* PROBLEM REQUIREMENTS:
All records below are to be set down precisely as written, excluding pictures.

********************

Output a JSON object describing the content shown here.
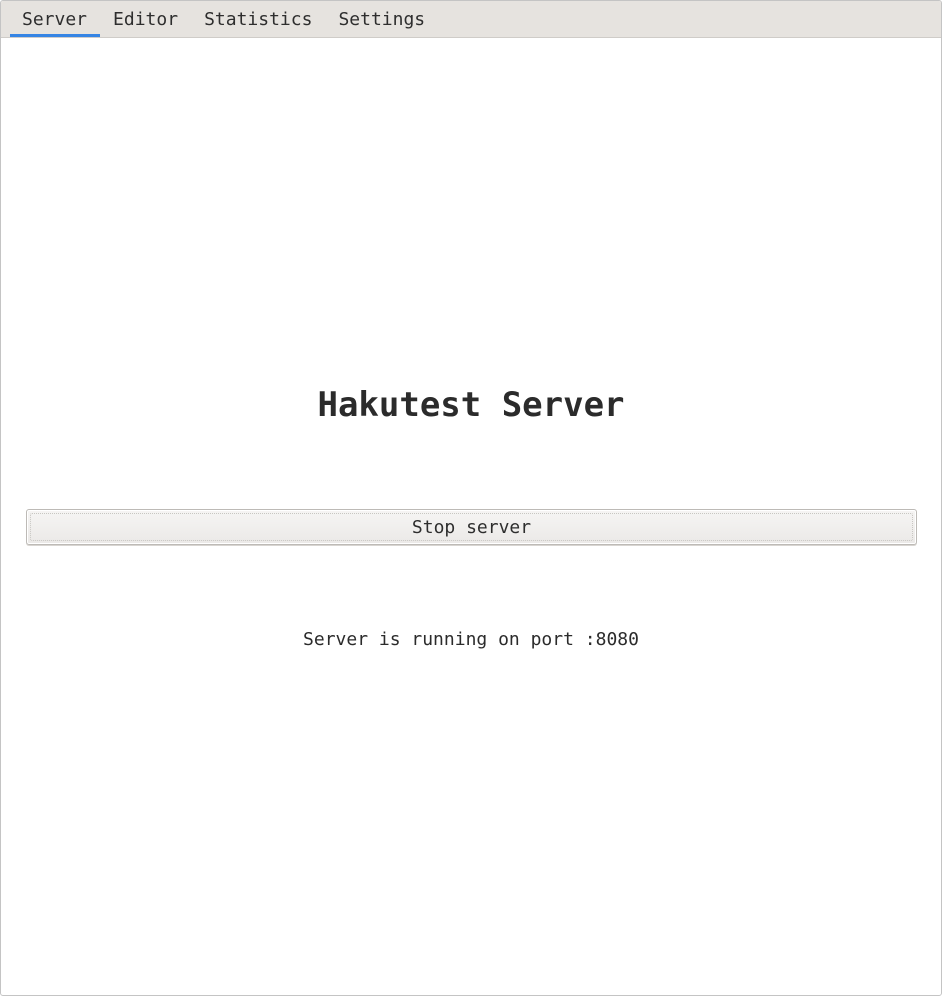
{
  "tabs": [
    {
      "label": "Server",
      "active": true
    },
    {
      "label": "Editor",
      "active": false
    },
    {
      "label": "Statistics",
      "active": false
    },
    {
      "label": "Settings",
      "active": false
    }
  ],
  "main": {
    "title": "Hakutest Server",
    "stop_button_label": "Stop server",
    "status_text": "Server is running on port :8080"
  },
  "colors": {
    "accent": "#3584e4",
    "tabbar_bg": "#e6e3df",
    "text": "#2b2b2b"
  }
}
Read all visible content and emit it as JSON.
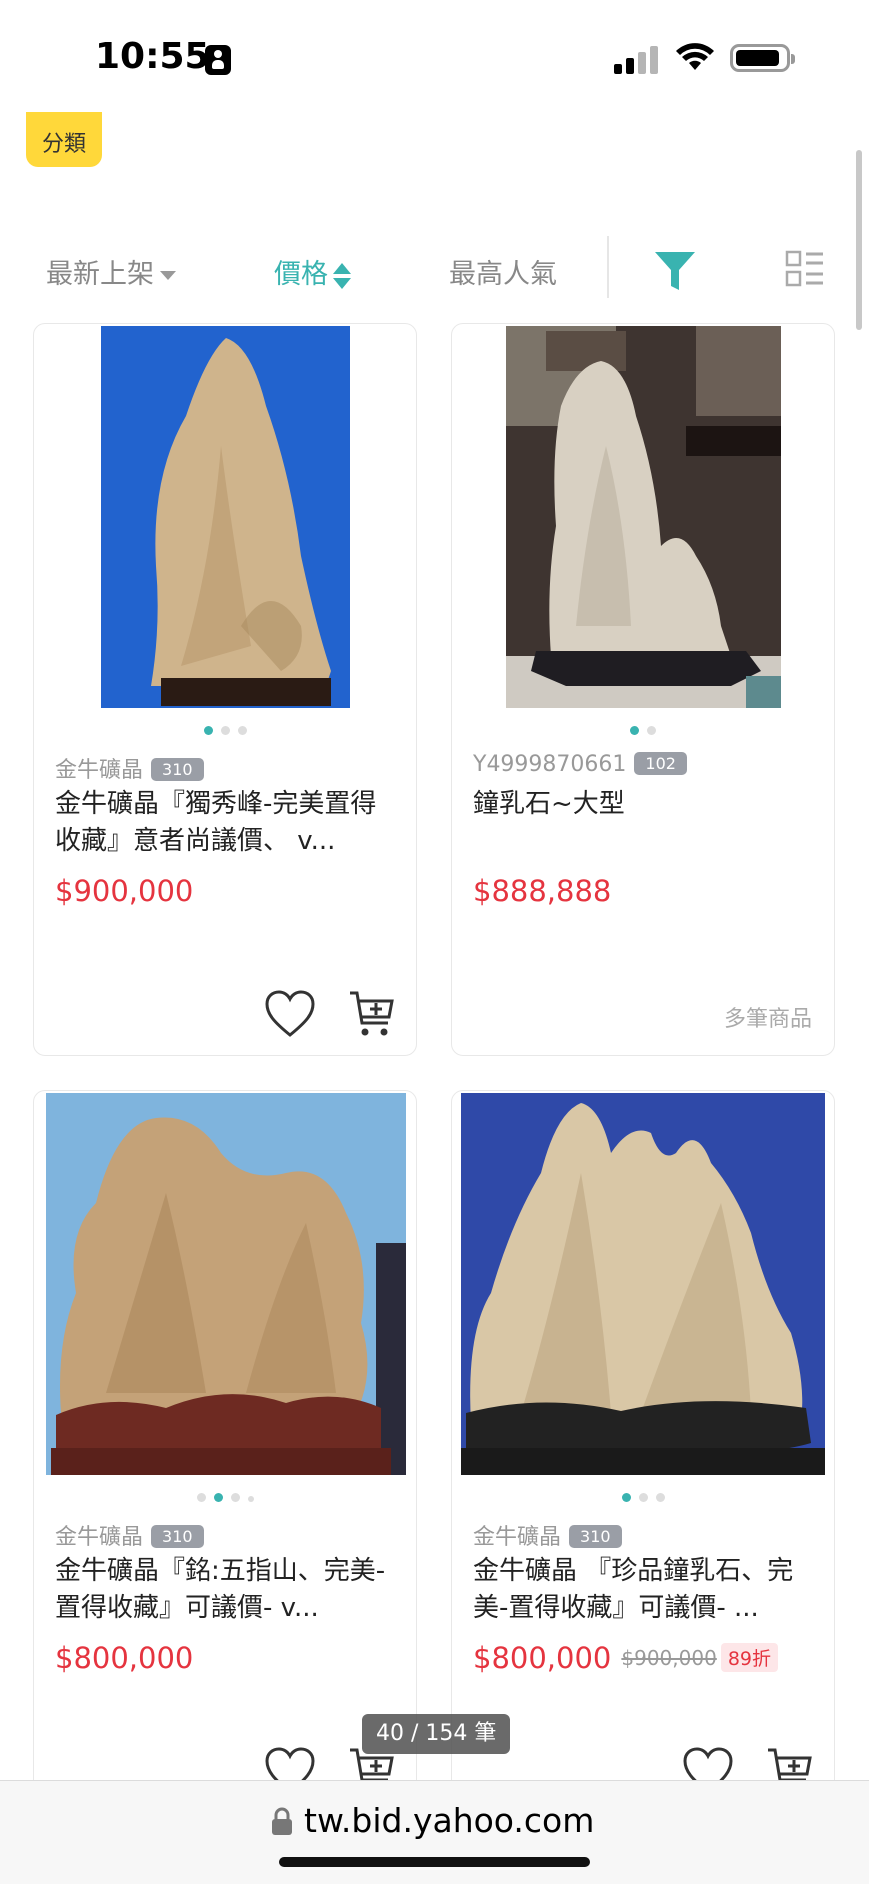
{
  "status_bar": {
    "time": "10:55"
  },
  "category_tag": {
    "label": "分類"
  },
  "sort_bar": {
    "newest": "最新上架",
    "price": "價格",
    "popular": "最高人氣",
    "active": "price"
  },
  "colors": {
    "accent": "#39b3b0",
    "price": "#e5343f",
    "tag": "#ffd83a"
  },
  "products": [
    {
      "seller": "金牛礦晶",
      "rating": "310",
      "title": "金牛礦晶『獨秀峰-完美置得收藏』意者尚議價、 v...",
      "price": "$900,000",
      "image_dots": 3,
      "active_dot": 0
    },
    {
      "seller": "Y4999870661",
      "rating": "102",
      "title": "鐘乳石~大型",
      "price": "$888,888",
      "multi_label": "多筆商品",
      "image_dots": 2,
      "active_dot": 0
    },
    {
      "seller": "金牛礦晶",
      "rating": "310",
      "title": "金牛礦晶『銘:五指山、完美-置得收藏』可議價- v...",
      "price": "$800,000",
      "image_dots": 4,
      "active_dot": 1
    },
    {
      "seller": "金牛礦晶",
      "rating": "310",
      "title": "金牛礦晶 『珍品鐘乳石、完美-置得收藏』可議價- ...",
      "price": "$800,000",
      "original_price": "$900,000",
      "discount": "89折",
      "image_dots": 3,
      "active_dot": 0
    }
  ],
  "page_counter": "40 / 154 筆",
  "url_bar": {
    "domain": "tw.bid.yahoo.com"
  },
  "icons": [
    "person-icon",
    "signal-icon",
    "wifi-icon",
    "battery-icon",
    "sort-desc-icon",
    "sort-updown-icon",
    "filter-icon",
    "list-view-icon",
    "heart-icon",
    "add-to-cart-icon",
    "lock-icon"
  ]
}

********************

* RESPONSE AREA:
Output a JSON object describing the content shown here.
{
  "tabs": [
    {
      "label": "Server",
      "active": true
    },
    {
      "label": "Editor",
      "active": false
    },
    {
      "label": "Statistics",
      "active": false
    },
    {
      "label": "Settings",
      "active": false
    }
  ],
  "main": {
    "title": "Hakutest Server",
    "stop_button_label": "Stop server",
    "status_text": "Server is running on port :8080"
  },
  "colors": {
    "accent": "#3584e4",
    "tabbar_bg": "#e6e3df",
    "text": "#2b2b2b"
  }
}
Read all visible content and emit it as JSON.
{
  "status_bar": {
    "time": "10:55"
  },
  "category_tag": {
    "label": "分類"
  },
  "sort_bar": {
    "newest": "最新上架",
    "price": "價格",
    "popular": "最高人氣",
    "active": "price"
  },
  "colors": {
    "accent": "#39b3b0",
    "price": "#e5343f",
    "tag": "#ffd83a"
  },
  "products": [
    {
      "seller": "金牛礦晶",
      "rating": "310",
      "title": "金牛礦晶『獨秀峰-完美置得收藏』意者尚議價、 v...",
      "price": "$900,000",
      "image_dots": 3,
      "active_dot": 0
    },
    {
      "seller": "Y4999870661",
      "rating": "102",
      "title": "鐘乳石~大型",
      "price": "$888,888",
      "multi_label": "多筆商品",
      "image_dots": 2,
      "active_dot": 0
    },
    {
      "seller": "金牛礦晶",
      "rating": "310",
      "title": "金牛礦晶『銘:五指山、完美-置得收藏』可議價- v...",
      "price": "$800,000",
      "image_dots": 4,
      "active_dot": 1
    },
    {
      "seller": "金牛礦晶",
      "rating": "310",
      "title": "金牛礦晶 『珍品鐘乳石、完美-置得收藏』可議價- ...",
      "price": "$800,000",
      "original_price": "$900,000",
      "discount": "89折",
      "image_dots": 3,
      "active_dot": 0
    }
  ],
  "page_counter": "40 / 154 筆",
  "url_bar": {
    "domain": "tw.bid.yahoo.com"
  },
  "icons": [
    "person-icon",
    "signal-icon",
    "wifi-icon",
    "battery-icon",
    "sort-desc-icon",
    "sort-updown-icon",
    "filter-icon",
    "list-view-icon",
    "heart-icon",
    "add-to-cart-icon",
    "lock-icon"
  ]
}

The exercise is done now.